There has been little writing completed over the last two months and several deadlines have slipped by. However, I’ve been rather busy in a new job and moving home to be closer to work.
The highlight of recent weeks was a visit to the Battle of Hastings re-enactment at Battle Abbey. This year was the 950th anniversary of the battle. Despite bad weather, we set out for Hastings on the Saturday, staying in a holiday home overnight. It was only as the heavens opened that I was told that the holiday home site had flooded in bad weather last year. To my amazement, I did’t float away during the night and upon arriving at Battle Abbey, I was impressed with how prepared English Heritage were for the wet weather.
Armed with my new English Heritage membership, we slowly looked around the stalls. Many were selling equipment for re-enactors, but as a teacher, there were several things I was tempted to buy. To be honest, I don’t think I’d have been been able to get the battle axe under my boss’ nose. I really don’t think swinging the thing around a classroom would really be an acceptable way to manage behaviour, or demonstrate the effectiveness of the weapon.
The re-enactors themselves were the key draw. Fascinating as the site is, it is only one a year that a thousand re-enactors are present to entertain. A series of demonstrations impressed the audience. Notable were the fifty mounted horsemen who thundered around the arena. An impressively narrated display of birds of prey was undertaken in the context of the Saxon and Norman eras. However, the most impressive demonstration was by the foot-soldier re-enactors. These men and women not only wore period style clothing, but also extensive protective gear. In a series of competitively fought demonstrations, these re-enactors demonstrated the use of their weapons in a ‘Highlander’ style knock-out tournament. Not only did these enthusiasts show great skill in fighting, they also took great pride in their acting skills when ‘injured’ or ‘killed’.
Ultimately, the main event of the day was the re-enactment of the battle. Due to the presence of a large, and ruined, abbey atop the hill, the re-enactment took place on the slope below Senlac Ridge.
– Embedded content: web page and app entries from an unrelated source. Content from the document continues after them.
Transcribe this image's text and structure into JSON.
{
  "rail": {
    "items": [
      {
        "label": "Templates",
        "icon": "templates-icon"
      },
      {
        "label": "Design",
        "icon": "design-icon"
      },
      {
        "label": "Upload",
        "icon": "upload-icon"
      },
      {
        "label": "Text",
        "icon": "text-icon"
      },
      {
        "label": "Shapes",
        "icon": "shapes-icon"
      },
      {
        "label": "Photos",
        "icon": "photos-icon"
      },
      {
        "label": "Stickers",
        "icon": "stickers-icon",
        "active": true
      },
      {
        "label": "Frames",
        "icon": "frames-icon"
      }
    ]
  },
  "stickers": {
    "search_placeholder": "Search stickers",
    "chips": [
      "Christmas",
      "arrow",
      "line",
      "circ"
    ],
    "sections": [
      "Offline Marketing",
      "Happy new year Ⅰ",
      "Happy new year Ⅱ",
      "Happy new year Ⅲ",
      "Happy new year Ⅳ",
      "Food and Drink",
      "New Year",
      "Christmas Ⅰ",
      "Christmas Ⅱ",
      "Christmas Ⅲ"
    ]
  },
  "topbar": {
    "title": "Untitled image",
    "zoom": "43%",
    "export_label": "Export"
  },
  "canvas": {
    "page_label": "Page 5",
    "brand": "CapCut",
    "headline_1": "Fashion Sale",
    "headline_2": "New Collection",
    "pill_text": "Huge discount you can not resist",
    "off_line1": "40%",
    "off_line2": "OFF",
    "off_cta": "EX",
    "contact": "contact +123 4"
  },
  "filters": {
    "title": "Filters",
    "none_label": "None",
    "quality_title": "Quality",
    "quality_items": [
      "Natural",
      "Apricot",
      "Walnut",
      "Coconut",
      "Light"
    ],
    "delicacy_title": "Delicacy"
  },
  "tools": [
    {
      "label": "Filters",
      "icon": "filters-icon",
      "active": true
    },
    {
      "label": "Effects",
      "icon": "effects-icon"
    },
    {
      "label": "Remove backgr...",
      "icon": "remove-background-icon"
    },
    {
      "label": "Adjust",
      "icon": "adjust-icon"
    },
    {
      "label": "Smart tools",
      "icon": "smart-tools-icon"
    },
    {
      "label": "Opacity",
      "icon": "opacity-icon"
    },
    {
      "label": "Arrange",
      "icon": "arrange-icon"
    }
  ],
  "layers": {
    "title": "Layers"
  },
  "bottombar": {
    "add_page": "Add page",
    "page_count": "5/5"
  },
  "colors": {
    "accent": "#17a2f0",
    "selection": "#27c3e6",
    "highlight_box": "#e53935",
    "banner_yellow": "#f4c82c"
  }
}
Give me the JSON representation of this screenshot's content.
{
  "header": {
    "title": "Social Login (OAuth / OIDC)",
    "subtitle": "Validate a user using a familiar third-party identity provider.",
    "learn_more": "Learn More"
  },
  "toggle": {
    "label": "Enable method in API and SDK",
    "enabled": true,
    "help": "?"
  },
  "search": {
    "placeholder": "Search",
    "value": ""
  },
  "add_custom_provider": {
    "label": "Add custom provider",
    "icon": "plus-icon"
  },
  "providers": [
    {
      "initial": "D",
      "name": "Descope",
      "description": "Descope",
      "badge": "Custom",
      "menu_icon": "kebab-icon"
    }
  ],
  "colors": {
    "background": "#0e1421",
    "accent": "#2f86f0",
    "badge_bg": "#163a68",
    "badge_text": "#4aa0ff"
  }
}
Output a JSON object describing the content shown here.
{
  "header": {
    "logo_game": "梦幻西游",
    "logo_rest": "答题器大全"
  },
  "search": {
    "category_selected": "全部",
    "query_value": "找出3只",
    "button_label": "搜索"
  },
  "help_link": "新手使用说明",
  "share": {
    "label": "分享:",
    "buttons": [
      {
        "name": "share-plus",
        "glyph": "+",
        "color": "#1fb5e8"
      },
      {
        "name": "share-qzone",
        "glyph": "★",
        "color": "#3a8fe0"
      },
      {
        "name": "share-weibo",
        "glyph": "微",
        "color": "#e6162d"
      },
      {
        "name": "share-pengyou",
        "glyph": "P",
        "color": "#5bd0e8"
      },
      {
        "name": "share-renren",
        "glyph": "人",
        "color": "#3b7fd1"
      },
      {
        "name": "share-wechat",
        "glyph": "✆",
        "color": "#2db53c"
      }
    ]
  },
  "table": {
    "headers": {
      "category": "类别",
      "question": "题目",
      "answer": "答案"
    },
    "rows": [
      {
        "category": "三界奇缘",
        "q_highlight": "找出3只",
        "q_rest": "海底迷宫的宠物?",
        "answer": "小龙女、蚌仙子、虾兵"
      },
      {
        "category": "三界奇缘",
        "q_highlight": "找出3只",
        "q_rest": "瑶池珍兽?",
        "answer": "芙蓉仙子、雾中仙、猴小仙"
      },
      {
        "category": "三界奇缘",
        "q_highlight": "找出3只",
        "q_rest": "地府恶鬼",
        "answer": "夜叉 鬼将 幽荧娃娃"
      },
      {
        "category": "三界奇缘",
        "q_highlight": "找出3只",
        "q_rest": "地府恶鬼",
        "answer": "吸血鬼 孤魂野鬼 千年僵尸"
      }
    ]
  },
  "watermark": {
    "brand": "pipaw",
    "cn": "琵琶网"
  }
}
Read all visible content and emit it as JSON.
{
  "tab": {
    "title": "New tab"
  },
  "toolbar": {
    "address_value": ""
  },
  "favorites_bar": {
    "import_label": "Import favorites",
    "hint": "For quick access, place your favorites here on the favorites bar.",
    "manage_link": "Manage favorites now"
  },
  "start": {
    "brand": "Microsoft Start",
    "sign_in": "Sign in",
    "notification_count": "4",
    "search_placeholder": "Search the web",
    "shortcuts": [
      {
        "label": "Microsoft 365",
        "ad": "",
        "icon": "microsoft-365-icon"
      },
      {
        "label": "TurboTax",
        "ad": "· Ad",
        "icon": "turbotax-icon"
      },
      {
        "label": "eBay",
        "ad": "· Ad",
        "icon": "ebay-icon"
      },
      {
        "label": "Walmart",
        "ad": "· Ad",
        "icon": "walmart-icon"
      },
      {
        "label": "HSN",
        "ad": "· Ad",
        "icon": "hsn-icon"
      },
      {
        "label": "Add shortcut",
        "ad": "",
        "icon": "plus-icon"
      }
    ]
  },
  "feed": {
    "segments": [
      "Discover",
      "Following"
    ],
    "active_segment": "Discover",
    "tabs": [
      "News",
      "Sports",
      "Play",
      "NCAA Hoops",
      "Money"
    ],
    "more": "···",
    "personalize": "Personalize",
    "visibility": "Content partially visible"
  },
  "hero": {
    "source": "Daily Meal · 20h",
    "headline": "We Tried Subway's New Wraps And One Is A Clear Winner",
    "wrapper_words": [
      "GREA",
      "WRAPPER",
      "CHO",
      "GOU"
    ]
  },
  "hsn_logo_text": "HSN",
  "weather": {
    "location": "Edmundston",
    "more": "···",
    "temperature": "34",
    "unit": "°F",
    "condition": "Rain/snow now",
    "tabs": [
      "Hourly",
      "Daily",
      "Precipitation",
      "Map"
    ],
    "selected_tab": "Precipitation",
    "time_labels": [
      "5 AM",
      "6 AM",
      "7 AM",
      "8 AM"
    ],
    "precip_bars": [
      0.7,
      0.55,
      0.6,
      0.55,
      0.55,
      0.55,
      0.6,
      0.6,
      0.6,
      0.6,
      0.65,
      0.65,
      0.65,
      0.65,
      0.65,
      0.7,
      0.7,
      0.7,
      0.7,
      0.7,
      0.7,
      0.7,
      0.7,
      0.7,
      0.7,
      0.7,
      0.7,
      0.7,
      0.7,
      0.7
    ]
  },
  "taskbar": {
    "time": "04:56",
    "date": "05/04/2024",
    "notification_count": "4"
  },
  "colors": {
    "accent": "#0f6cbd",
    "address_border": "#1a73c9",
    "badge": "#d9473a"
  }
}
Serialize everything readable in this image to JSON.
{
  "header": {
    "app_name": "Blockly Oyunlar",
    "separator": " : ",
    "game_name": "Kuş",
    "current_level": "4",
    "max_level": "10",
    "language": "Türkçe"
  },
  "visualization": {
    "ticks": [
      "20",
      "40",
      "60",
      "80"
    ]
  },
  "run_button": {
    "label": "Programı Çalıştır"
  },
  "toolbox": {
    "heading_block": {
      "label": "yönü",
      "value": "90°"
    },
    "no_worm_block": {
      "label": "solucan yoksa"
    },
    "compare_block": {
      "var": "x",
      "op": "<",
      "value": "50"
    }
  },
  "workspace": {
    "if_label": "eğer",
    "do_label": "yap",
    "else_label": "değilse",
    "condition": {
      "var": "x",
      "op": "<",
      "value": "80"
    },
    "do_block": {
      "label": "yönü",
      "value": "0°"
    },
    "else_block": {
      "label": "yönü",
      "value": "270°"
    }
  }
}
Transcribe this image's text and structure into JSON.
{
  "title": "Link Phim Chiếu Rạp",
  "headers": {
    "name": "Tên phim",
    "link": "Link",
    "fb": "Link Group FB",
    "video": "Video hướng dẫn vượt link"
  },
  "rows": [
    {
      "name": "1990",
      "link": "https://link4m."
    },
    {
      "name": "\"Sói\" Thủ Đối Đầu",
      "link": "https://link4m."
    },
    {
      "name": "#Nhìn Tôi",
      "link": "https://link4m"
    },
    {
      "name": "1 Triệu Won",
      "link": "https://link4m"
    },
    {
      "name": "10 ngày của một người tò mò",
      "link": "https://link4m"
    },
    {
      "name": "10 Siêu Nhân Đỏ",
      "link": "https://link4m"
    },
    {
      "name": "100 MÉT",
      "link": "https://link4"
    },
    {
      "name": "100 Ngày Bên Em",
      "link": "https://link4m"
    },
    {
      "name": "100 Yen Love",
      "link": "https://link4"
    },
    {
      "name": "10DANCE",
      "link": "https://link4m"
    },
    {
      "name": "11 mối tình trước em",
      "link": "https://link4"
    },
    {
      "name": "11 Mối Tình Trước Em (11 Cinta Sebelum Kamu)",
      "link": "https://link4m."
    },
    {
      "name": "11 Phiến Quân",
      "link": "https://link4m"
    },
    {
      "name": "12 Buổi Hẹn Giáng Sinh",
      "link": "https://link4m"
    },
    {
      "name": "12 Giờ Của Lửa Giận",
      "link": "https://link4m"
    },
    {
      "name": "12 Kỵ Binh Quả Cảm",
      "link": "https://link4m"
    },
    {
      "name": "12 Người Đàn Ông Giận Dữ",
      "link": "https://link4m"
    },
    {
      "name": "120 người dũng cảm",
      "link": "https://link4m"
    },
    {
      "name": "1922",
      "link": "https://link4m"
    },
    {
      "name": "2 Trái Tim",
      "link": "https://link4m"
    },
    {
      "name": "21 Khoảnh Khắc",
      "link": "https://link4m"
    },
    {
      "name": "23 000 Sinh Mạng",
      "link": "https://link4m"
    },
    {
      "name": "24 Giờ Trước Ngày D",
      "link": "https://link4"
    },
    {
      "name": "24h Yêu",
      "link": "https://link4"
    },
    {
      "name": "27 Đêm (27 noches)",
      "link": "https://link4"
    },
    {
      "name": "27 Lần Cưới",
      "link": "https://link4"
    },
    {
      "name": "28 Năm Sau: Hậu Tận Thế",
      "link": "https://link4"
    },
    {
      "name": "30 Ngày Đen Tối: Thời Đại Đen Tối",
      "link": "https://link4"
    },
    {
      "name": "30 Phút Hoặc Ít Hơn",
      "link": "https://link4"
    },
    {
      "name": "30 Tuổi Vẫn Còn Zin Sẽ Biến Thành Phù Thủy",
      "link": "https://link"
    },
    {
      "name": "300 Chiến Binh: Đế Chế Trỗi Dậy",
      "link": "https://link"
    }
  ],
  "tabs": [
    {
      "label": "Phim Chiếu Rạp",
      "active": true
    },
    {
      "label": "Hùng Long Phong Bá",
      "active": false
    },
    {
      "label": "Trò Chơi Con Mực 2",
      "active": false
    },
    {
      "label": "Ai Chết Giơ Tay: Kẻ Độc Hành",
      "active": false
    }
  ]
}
For the first time I saw a shield wall with more than a couple of hundred re-enactors taking place. The view was fearsome. The spectacle of the Saxon axemen whirling their weapons around their bodies was also something I had never seen before. With over fifty horsemen, the scale of this re-enactment was vast, even though it was much smaller than the original battle. Likewise, the timescale was condensed to an hour, rather than the day the original battle took to fight. And to avoid controversy, the traditional schoolboy explanation of the death of Harold Godwinson was offered.
To make further use of my shiny new English Heritage membership, I also visited Dover Castle. Having not been for many years, despite driving past the site almost every week, I was excited to look around again. They must have known I was coming as they had plenty of Christmas food gifts out for sampling and purchase. I came away with toffee apple cider and fiery mustard.
As always, the presentation of Dover Castle is immaculate. From the Roman lighthouse to the Norman keep, the displays are detailed. The work in the keep brings to life the old stone walls and helps you to visualise the appearance of an occupied castle. One treat was finding the restored First World War anti-aircraft gun that is fired every day. The education officer had told me about the planned acquisition, over a cream tea, about three years ago, but I’d not been to see it yet.
Due to my legs nearly falling off with all the exercise, we put off a visit to the Second World War hospital and the Dunkirk Experience. I’ll have to go back as I’ve never been around them, and yes I’m also tempted by the special tours of Dumpy.